Walleye anglers on big waters predominantly employ forward trolling, primarily using shallow to deep-diving plugs (and sometimes spoons), trolling them on flatlines, in-line planers, large sideplaner boards, and even downriggers. Fishing is done at precise depths for suspended and mobile walleyes. Locating the fish, getting to the precise depth, and having good lure action are of paramount importance.
When walleyes are spawning in rivers, other tributaries, and in shallow bays, fishing, where legal, is relatively easy but becomes more difficult after spawning when the fish migrate out of rivers and bays into main lake structure and disperse. Through summer, various forms of structure, as well as deep water, are worked. In the fall, walleyes become more concentrated again and are especially found on main lake points that are close to deep water. In large lakes, they will migrate toward the upper end where a river comes in, or to a dam end. This is a good time to get bigger fish.

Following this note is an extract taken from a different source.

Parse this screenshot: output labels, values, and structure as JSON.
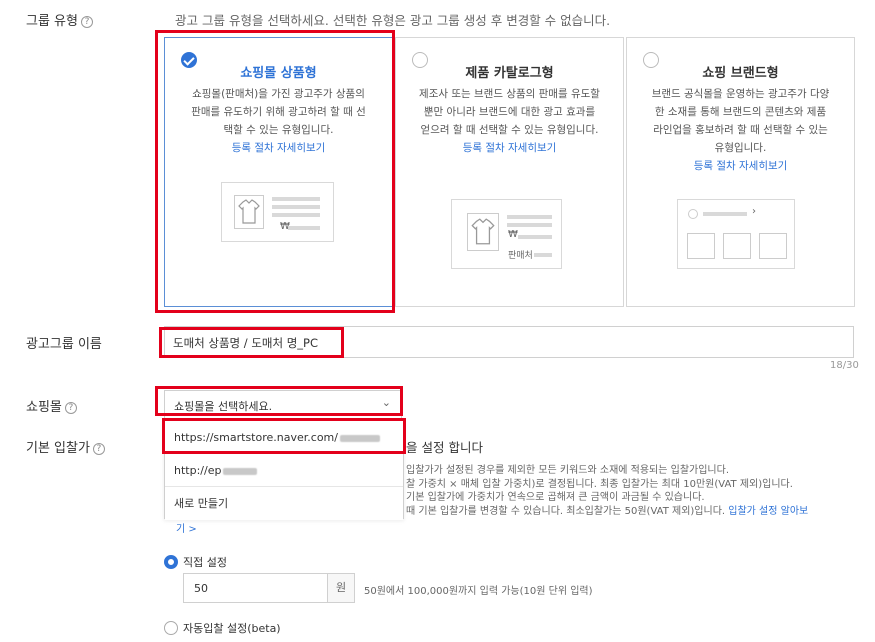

Walleye fishing is a bit different in rivers. The fish spawn through the same temperature range, and they migrate after spawning, although they may not go very far in smaller systems. In both spring and fall they may be located off the mouths of tributaries; in spring, they are drawn by spawning needs, in fall, by baitfish. They do not suspend, however, and are almost always caught by making bottom-oriented presentations.
In large river systems, many walleyes are caught close to dams in winter and spring. At other times, work the deep water off wing dams, island channel cuts, deep-water bridge abutments, and center channel edges. Look for walleyes along a river channel that has considerable depth as well, especially in midsummer.
Riprap is an especially favored walleye haunt in rivers, especially in the evening and if there is deep water nearby. Other prominent locales include cuts, where currents meet each other; eddies and slicks; along and behind islands; large rocks; and the head and tail of pools. River walleyes feed on assorted forage, including crayfish, hellgrammites, and minnows. They are caught by jigging; casting; trolling with spoons, spinners, and plugs; and fishing with live bait.
Jigs are the most effective river walleye lure, probably because they are worked close to the bottom and represent minnows or crayfish. Small and shallow rivers generally require ⅛- to ⅝-ounce jigs; in fast water, you should increase weight. Fish jigs with the current; there is no need to actually jig them, and a slow rolling action is best. In spring and fall, use white, yellow, chartreuse, and silver colors; in summer use brown, black, green, or orange-and-brown.
Live bait is also very effective. A live bait rig having a ¼- to 1-ounce weight, rigged with 20 inches of dropback leader and a No. 2 short-shanked hook, is used. Minnows, nightcrawlers, leeches, salamanders, waterdogs, and crayfish are used for bait, plus assorted minnows. Sinker style can be split shot, egg, or another bottom-bouncing type.
Medium Tackle Covers Most Fishing Needs
Tackle needs for walleyes in lakes and rivers are not very complicated. Spinning rods from 5½ to 7 feet long in medium action and reels filled with an 8 to 12-pound line are standard. Baitcasting tackle can be used as well, generally with slightly heavier strength line. In clear waters, fluorocarbon lines and leaders are desirable, and microfilament lines are a good mainline choice. For trolling, especially when planer boards are used, longer rods and stouter gear may be necessary. Flycasting tackle is seldom appropriate, although it is possible to use when the fish are shallow and concentrated. Hardly any fly fishing is done by walleye devotees.